US oil prices rise after jobs report; Brent falls

World oil prices closed mixed Friday as the key New York futures contract edged higher despite a stronger dollar bolstered by a better-than-expected US jobs report.

New York's main contract, West Texas Intermediate (WTI) for April, settled at $91.95 a barrel, a gain of 39 cents from Thursday's close.

A barrel of Brent North Sea crude for delivery in April dropped 30 cents to $110.83 in London trade.

The New York session digested a surprise fall in the US unemployment rate to 7.7 percent in February from 7.9 percent in January that, though welcome, was partly a result of people dropping out of the work force.

The Labor Department also reported the US added 236,000 jobs last month, much more than expected.

The upbeat headline numbers for the troubled US jobs market fed hopes that the world's largest economy was strengthening, sending the dollar higher.

A stronger dollar tends to curb demand for the dollar-priced commodity.

Brent oil for April, the European benchmark, was weighed down for a second day by the reopening of a North Sea pipeline system.
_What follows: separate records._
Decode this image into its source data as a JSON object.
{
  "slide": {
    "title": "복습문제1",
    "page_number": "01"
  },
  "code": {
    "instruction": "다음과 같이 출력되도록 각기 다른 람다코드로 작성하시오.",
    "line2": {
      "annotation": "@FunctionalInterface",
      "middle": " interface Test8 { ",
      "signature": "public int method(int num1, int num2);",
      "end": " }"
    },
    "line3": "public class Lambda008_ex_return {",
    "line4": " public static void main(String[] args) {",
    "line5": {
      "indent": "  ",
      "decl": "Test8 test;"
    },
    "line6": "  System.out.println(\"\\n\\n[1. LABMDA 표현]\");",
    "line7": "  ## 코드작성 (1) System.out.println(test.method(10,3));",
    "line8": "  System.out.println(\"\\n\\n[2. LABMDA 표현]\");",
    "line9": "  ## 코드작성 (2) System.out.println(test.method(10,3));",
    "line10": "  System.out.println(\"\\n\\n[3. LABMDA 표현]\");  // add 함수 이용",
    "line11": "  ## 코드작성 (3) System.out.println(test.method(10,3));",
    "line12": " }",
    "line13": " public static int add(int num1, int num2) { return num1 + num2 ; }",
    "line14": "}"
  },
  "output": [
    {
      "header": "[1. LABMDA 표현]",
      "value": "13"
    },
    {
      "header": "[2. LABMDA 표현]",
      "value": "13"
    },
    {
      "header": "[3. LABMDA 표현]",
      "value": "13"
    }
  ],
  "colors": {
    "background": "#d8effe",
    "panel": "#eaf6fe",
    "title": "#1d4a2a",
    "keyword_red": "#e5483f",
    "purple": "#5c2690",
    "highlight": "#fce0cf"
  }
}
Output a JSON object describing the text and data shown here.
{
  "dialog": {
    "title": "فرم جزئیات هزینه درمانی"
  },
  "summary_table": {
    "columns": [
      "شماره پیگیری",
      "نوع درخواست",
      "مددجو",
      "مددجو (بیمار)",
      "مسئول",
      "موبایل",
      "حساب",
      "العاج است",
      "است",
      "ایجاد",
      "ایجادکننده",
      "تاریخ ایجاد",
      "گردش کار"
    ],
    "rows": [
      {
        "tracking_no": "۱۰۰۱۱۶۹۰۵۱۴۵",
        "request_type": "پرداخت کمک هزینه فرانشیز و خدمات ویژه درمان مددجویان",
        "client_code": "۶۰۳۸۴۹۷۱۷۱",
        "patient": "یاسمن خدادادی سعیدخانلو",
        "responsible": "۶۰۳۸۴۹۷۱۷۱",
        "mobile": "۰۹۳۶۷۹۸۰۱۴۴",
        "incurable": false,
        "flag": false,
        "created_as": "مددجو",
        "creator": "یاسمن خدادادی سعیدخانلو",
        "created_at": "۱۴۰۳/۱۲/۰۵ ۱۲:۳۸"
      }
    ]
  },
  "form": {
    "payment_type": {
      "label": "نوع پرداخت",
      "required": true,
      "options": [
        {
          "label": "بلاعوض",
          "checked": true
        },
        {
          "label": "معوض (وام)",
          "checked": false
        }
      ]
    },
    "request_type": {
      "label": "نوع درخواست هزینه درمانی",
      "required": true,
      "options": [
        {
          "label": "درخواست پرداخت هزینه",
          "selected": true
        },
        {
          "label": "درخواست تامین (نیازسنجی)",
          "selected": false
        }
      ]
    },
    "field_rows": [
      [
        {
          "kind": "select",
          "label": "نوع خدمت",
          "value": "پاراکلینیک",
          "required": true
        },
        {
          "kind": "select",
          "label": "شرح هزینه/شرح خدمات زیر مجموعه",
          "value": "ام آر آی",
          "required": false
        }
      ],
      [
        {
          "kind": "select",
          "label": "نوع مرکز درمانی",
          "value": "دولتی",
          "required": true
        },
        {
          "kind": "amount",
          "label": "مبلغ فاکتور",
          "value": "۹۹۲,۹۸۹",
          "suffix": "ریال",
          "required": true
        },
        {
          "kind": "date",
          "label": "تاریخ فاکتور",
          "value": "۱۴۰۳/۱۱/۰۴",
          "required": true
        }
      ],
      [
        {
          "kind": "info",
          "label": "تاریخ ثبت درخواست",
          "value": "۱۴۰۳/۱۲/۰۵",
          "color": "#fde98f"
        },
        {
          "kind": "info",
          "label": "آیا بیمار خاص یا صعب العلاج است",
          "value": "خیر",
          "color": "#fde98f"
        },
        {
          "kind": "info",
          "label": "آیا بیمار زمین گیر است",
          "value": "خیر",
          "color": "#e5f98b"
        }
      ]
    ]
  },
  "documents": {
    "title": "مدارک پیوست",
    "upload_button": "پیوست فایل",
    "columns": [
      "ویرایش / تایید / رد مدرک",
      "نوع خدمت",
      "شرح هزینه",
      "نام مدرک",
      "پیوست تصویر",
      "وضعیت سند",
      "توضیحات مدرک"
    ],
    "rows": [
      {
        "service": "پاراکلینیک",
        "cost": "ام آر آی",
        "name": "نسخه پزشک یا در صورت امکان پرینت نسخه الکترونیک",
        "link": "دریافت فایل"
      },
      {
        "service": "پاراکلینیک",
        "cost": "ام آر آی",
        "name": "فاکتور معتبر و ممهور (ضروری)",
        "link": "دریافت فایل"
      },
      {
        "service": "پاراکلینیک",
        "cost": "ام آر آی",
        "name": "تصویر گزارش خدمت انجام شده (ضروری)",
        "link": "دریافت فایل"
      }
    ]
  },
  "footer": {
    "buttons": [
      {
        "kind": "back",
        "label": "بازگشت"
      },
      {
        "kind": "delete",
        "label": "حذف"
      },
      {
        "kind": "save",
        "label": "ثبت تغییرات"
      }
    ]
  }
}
Abu Dhabi National Energy Company (TAQA) said Thursday it had begun the process of restoring the flow of an estimated 80,000 barrels per day of crude oil in the Brent pipeline system. The supply was crippled after a precautionary shutdown of a platform Saturday due to a leak.